== The records

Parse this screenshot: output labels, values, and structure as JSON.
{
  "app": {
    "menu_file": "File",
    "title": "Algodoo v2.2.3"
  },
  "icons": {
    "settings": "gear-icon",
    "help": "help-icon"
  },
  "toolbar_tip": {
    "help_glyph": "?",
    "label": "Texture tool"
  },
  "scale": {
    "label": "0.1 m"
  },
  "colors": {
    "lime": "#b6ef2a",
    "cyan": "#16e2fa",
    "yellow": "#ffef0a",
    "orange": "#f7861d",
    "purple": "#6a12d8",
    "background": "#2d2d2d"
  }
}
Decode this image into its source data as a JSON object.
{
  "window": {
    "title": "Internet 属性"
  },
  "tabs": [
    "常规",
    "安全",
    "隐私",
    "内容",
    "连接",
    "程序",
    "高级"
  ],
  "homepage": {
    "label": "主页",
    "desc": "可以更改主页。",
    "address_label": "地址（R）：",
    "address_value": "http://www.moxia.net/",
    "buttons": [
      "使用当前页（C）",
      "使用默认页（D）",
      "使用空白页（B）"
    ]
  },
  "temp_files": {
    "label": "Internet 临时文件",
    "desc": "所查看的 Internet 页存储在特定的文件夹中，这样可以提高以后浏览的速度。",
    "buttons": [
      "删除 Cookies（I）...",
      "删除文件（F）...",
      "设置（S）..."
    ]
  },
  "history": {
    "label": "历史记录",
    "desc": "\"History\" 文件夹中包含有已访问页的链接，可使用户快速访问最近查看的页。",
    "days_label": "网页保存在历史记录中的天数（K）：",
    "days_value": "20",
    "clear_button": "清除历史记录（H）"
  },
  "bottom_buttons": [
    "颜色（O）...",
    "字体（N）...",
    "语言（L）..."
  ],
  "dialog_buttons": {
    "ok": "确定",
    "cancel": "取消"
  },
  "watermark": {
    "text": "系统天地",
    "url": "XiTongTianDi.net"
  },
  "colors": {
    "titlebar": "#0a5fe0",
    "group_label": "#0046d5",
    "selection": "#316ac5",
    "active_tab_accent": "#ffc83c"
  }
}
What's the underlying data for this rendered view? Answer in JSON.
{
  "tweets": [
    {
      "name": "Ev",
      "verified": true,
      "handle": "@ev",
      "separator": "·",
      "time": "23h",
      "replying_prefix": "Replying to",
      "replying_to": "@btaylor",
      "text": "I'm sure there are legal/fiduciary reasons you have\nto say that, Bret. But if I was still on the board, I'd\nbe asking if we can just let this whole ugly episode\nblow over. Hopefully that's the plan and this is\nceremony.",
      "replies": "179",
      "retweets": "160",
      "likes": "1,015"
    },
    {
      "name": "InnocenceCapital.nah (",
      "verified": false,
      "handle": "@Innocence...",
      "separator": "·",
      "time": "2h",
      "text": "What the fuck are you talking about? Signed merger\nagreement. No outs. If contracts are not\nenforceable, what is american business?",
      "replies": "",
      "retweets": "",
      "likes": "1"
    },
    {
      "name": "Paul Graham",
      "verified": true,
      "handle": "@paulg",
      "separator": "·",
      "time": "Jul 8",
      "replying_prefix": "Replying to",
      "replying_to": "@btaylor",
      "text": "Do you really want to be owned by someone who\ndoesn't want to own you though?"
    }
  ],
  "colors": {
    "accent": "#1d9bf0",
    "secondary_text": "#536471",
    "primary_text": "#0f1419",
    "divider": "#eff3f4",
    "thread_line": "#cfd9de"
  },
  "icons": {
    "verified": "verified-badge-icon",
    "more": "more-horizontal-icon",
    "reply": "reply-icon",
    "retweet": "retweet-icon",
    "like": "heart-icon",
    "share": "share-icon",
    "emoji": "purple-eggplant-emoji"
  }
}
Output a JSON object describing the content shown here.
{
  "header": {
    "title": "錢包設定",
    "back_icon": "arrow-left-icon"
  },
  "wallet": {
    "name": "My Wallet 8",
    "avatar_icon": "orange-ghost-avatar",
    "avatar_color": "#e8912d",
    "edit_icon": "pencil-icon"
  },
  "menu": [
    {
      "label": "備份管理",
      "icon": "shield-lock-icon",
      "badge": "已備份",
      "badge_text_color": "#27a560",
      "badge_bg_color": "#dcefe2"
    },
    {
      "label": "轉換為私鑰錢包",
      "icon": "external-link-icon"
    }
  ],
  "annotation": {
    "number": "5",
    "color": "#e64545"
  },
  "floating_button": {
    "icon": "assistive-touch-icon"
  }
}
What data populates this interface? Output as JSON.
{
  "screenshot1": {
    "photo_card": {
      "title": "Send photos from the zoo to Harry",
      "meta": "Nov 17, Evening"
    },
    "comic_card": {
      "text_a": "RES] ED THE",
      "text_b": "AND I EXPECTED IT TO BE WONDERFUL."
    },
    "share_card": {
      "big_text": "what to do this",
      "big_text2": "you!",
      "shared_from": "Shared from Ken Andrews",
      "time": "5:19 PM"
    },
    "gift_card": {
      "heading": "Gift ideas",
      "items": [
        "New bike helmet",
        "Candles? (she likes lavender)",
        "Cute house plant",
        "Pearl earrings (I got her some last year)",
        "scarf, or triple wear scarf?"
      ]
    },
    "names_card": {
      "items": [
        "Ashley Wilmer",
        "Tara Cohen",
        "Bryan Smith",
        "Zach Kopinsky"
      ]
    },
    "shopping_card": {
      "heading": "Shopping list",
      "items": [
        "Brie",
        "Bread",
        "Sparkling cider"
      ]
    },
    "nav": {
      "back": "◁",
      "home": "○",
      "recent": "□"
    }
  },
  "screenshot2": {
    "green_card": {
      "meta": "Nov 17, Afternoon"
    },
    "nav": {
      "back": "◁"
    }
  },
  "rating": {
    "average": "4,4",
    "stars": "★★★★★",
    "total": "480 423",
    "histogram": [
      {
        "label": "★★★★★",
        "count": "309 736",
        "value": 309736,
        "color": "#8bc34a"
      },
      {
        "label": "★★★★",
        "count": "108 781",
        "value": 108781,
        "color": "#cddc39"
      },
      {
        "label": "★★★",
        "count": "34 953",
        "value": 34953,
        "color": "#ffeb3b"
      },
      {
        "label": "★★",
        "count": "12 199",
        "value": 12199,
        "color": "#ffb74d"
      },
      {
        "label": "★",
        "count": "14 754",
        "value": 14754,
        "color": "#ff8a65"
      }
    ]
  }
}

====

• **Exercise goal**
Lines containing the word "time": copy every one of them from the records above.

• **Output for this exercise**
      "time": "23h",
      "time": "2h",
      "time": "Jul 8",
      "time": "5:19 PM"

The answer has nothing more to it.